(Work instruction):
For the word "debian", search the records and show each line in which it occurs.
● ● ● ● ● ● ●
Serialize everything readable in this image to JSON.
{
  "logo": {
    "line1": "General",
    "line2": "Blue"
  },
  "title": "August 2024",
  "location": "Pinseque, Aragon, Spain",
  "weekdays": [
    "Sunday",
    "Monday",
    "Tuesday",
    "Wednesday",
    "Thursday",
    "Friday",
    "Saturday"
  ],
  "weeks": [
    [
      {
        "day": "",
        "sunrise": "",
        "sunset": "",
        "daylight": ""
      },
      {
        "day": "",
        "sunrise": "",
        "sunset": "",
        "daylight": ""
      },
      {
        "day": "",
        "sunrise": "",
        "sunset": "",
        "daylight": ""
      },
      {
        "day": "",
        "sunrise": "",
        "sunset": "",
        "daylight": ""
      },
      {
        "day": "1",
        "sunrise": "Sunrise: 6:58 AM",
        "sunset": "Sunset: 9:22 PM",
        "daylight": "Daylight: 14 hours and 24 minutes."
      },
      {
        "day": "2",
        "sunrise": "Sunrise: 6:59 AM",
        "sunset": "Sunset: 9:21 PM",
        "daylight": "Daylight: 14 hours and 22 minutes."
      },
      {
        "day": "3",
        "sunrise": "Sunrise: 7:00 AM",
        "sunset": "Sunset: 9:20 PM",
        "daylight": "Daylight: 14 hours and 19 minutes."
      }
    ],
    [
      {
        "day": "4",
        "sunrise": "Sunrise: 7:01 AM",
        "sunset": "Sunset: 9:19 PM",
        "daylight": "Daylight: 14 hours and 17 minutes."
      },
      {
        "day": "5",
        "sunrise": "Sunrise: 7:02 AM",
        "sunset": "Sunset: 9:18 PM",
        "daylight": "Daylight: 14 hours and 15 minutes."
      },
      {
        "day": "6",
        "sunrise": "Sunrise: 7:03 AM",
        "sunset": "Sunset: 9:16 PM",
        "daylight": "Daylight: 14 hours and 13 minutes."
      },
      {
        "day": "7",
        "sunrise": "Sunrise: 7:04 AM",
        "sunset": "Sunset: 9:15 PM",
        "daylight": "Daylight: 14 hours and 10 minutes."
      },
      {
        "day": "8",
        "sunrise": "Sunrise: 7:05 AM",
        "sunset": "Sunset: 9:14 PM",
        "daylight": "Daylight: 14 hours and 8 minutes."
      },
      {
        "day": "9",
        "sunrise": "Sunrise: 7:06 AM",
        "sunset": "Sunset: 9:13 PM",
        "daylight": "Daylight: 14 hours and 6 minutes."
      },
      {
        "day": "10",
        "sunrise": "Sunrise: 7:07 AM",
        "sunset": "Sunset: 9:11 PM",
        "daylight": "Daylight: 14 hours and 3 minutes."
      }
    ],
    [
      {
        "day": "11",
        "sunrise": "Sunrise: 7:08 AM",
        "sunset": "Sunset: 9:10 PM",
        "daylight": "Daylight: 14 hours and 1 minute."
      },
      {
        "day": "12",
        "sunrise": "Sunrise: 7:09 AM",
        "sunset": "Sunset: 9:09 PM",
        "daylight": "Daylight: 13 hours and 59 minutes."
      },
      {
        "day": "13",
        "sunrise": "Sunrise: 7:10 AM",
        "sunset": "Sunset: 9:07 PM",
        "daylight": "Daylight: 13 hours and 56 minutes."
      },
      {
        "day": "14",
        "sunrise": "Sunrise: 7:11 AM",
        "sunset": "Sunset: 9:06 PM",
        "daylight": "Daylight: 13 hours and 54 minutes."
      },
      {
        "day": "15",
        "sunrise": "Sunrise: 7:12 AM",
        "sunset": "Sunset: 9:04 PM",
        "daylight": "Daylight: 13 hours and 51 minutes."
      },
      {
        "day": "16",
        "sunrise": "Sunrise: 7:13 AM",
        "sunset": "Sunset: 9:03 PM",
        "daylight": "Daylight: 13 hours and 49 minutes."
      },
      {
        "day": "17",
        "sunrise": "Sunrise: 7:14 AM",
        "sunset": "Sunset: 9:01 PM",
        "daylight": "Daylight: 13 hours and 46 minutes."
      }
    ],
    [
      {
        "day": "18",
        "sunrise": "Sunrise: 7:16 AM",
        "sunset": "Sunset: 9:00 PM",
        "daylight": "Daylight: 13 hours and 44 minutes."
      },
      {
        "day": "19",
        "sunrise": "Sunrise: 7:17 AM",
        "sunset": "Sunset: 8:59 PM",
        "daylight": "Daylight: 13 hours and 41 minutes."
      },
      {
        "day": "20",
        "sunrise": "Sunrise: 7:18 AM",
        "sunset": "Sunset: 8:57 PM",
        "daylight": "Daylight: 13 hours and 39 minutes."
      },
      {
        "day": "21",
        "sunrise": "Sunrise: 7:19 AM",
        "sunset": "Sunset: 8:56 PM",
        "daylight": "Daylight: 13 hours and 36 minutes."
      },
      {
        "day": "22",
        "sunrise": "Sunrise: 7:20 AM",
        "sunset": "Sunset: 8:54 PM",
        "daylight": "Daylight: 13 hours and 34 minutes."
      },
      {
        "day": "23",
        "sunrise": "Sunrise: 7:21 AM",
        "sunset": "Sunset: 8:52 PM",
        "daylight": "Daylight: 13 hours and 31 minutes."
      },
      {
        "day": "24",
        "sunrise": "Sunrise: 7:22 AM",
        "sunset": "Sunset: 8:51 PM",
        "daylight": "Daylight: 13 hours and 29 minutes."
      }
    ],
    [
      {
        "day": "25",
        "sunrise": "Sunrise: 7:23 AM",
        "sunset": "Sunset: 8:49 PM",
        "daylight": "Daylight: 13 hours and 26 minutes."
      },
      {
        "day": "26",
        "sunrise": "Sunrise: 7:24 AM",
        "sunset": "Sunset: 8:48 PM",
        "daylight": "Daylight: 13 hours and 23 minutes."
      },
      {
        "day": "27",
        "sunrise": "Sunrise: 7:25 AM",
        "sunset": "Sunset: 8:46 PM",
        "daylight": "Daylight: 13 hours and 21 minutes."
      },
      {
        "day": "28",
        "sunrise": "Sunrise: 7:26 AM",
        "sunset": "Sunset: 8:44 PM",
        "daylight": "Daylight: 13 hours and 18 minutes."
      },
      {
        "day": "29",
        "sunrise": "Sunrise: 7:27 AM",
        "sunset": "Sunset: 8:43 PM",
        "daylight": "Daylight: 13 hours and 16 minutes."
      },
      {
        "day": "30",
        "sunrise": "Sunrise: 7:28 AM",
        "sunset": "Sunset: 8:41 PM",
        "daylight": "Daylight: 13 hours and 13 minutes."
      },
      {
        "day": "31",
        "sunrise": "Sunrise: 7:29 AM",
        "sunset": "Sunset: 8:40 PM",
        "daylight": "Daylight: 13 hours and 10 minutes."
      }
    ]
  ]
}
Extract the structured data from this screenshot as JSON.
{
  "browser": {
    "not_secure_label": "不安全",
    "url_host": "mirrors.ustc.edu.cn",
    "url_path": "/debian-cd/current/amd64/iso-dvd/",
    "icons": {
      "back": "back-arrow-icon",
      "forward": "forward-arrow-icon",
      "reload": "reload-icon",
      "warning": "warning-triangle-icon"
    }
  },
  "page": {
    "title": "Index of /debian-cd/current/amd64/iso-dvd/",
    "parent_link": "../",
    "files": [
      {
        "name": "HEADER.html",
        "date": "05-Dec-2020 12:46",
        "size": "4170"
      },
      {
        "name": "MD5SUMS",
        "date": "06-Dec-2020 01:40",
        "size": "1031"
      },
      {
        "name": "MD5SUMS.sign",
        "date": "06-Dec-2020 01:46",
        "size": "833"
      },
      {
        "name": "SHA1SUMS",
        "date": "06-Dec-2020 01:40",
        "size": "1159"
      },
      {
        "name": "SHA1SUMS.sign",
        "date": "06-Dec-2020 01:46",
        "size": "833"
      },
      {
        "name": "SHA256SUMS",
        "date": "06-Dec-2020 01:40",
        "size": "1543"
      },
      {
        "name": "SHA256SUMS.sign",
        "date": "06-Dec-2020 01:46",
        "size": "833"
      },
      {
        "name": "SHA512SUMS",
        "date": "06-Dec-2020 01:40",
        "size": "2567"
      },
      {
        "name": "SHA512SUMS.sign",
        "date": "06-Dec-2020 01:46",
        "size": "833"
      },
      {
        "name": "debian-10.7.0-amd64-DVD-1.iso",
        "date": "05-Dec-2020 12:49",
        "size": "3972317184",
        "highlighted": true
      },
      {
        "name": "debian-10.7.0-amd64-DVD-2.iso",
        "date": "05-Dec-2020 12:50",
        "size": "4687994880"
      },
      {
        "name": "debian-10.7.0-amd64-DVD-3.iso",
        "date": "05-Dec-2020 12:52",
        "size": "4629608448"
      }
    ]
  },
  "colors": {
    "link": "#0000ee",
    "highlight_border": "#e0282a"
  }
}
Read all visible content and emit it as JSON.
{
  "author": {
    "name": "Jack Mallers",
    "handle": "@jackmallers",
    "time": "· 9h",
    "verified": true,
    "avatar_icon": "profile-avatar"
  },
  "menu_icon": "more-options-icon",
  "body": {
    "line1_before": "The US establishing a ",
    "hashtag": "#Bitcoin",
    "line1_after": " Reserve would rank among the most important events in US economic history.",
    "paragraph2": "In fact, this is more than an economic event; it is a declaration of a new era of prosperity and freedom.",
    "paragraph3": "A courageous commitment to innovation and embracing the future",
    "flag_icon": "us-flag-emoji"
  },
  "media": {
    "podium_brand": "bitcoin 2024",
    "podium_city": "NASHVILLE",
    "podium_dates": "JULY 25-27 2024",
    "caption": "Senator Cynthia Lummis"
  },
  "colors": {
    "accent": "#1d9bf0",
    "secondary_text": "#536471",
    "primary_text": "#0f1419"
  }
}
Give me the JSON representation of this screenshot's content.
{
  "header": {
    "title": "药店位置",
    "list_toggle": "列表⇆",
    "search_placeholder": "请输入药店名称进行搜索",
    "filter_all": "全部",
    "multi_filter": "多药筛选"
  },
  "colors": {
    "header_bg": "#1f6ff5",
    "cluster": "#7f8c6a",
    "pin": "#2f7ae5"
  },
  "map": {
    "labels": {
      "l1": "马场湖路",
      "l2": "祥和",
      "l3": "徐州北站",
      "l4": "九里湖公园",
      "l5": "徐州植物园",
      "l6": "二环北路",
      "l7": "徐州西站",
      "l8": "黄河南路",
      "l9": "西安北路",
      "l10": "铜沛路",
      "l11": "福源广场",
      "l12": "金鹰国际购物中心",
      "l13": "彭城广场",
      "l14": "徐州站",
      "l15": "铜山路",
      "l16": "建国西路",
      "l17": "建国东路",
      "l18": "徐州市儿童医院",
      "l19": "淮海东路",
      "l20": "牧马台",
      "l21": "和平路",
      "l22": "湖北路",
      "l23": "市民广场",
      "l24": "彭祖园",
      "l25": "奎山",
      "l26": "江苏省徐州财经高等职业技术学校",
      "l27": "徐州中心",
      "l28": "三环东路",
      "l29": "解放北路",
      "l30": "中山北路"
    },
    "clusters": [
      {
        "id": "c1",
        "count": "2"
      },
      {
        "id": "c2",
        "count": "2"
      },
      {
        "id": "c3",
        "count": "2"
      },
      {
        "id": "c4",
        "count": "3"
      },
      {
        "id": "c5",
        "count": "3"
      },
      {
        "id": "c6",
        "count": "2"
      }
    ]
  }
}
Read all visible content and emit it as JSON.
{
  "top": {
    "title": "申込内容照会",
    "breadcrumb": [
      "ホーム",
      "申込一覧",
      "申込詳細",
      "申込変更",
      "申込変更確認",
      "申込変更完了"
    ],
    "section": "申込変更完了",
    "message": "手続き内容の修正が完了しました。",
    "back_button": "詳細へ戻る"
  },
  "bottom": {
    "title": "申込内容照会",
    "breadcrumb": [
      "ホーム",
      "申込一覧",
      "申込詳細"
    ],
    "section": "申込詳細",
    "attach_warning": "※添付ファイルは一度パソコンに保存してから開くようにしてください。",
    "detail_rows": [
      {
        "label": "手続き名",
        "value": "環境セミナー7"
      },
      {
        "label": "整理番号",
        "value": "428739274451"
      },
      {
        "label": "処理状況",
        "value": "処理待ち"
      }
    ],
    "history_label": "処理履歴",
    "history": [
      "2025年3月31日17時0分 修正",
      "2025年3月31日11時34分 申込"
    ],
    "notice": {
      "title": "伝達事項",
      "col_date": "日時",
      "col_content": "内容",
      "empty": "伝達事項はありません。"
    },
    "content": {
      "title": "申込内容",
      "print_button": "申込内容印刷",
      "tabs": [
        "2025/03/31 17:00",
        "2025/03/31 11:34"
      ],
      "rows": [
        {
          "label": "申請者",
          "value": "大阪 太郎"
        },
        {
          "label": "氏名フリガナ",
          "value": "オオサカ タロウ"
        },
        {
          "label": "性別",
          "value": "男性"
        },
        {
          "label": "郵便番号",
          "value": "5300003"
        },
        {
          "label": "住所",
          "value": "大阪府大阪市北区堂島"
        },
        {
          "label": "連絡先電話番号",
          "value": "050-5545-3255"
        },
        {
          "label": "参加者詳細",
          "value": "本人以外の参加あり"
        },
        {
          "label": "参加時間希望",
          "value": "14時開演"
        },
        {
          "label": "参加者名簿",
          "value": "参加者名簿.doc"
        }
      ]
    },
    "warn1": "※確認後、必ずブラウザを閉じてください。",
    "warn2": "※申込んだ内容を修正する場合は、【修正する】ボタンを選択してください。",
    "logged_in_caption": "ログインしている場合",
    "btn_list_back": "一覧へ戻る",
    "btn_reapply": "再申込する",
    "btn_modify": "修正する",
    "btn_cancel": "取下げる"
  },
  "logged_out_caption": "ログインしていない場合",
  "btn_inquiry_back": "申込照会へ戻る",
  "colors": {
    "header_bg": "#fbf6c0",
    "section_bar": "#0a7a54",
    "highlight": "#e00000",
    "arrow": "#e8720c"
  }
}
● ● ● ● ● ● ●
(Exercise result):
    "url_path": "/debian-cd/current/amd64/iso-dvd/",
    "title": "Index of /debian-cd/current/amd64/iso-dvd/",
        "name": "debian-10.7.0-amd64-DVD-1.iso",
        "name": "debian-10.7.0-amd64-DVD-2.iso",
        "name": "debian-10.7.0-amd64-DVD-3.iso",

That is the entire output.